June 18, 2015
on having your studio at home
As you probably know, the husband, our Labrador Emma and I, are living in the so called Fishbowl. It is actually an old shop on ground floor, with huge windows in front, where our studios are situated, and an appartment in the back of it. Meaning, our workspaces are only divided by a small hallway from where we're living. There are a lot different opinions out there, on what might be better. Is it more productive to get out of the house or to get started just a footstep away, from where you'll sip your morning coffee or enjoy your dinner? It both probably has its bright and its rather difficult sides, but to me this is the most practial solution. It means short ways and one set of equipment, like computer, scanner or printer. And in my case especially, one wheelchair for the studio and everday living as well. Besides, we are having our studio dinners in my studio and can use our private kitchen, which is close to a professional one (the chef husband would argue differently here, of course), including dishes, cutlery and chairs.
Other than that, I am a great believer in art being a part of life. The idea of working in a studio, totally isolated from the outside world, doesn't appear attractive to me. I like the idea of an intersection, an atmosphere of everyday life mixed with the interpretation of it. It keeps me going and inspires me deeply.
There is one point though, we're stumbling upon once in a while. Working both as freelancers, all is fine as long as the husband has a cooking job somewhere else or when I am out and about, creating something outside of the studio. Or, these are the ideal phases, when we're involved in the same project.
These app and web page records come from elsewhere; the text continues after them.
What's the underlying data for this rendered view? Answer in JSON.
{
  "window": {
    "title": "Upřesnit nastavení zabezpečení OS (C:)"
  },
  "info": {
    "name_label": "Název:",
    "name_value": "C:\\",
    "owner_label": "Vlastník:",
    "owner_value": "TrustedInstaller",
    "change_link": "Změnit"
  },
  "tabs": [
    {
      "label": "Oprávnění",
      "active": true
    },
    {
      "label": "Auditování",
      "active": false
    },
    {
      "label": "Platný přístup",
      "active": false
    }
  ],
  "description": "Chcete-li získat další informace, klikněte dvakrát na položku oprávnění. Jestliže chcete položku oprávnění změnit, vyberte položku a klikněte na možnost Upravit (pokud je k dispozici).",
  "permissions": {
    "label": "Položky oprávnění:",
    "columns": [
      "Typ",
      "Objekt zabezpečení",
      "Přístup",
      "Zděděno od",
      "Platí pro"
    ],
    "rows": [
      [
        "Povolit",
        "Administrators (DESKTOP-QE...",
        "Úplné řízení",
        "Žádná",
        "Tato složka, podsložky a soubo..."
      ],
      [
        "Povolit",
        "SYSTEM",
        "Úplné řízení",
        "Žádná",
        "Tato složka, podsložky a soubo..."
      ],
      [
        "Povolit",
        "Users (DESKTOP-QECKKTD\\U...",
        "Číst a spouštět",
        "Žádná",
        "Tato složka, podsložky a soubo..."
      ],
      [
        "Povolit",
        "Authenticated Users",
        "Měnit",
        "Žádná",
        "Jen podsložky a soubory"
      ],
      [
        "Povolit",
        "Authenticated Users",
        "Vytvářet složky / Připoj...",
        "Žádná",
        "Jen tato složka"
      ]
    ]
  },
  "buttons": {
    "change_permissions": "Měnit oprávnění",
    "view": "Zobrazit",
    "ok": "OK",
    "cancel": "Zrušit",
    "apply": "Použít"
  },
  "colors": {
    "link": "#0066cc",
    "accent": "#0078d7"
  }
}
Once we're both here and have totally different stuff on our lists, it can get difficult.
It already begins with our work schedules; I will almost never be the first up, but will start quickly. He will go with the dog in the morning and brew coffee (I know heaven!), but then it will take him a couple of hours until he is actually getting started. I love working late, the husband prefers a proper cut around six or seven p.m. (unless he is holding cooking classes and does catering, but that will not take place in the Fishbowl). You already got the picture, I suppose.
To sychronize these not at all sychronized rhythms can be a tricky thing, and it will require a good dose of compromise and dicipline. Sometimes, like today for example, it doesn't work out at all. Is is alrady way past 10 p.m. and I am still in front of the computer. Eating some really unhealthy stuff for dinner. Well.
What can become even more difficult than plain schedule contrasts though, are energy levels and those motivational lows you'll get struck by. Sometimes, when one of us is down, the other can help and support. On other days though, it seems like our different moods dissolve one another. Leaving each of us feeling kind of blank and a bit blocked. Luckily it doesn't happen that often, but other than leaving the house or putting on our headsets and making our way seperately through that particular day, nothing might fix it. Over the years I have understood, these things simply happen. If I would be in a studio far away from home, there would be other issues to tackle. And the benefits of the Fishbowl by far outweigh its problematic moments. I am still deeply convinced about this arrangment and will keep on going to enjoy that first coffee together, before both heading in our offic or studio. Door to door.
Follow on F A C E B O O K B L O G L O V I N T W I T T E R I N S T A G R A M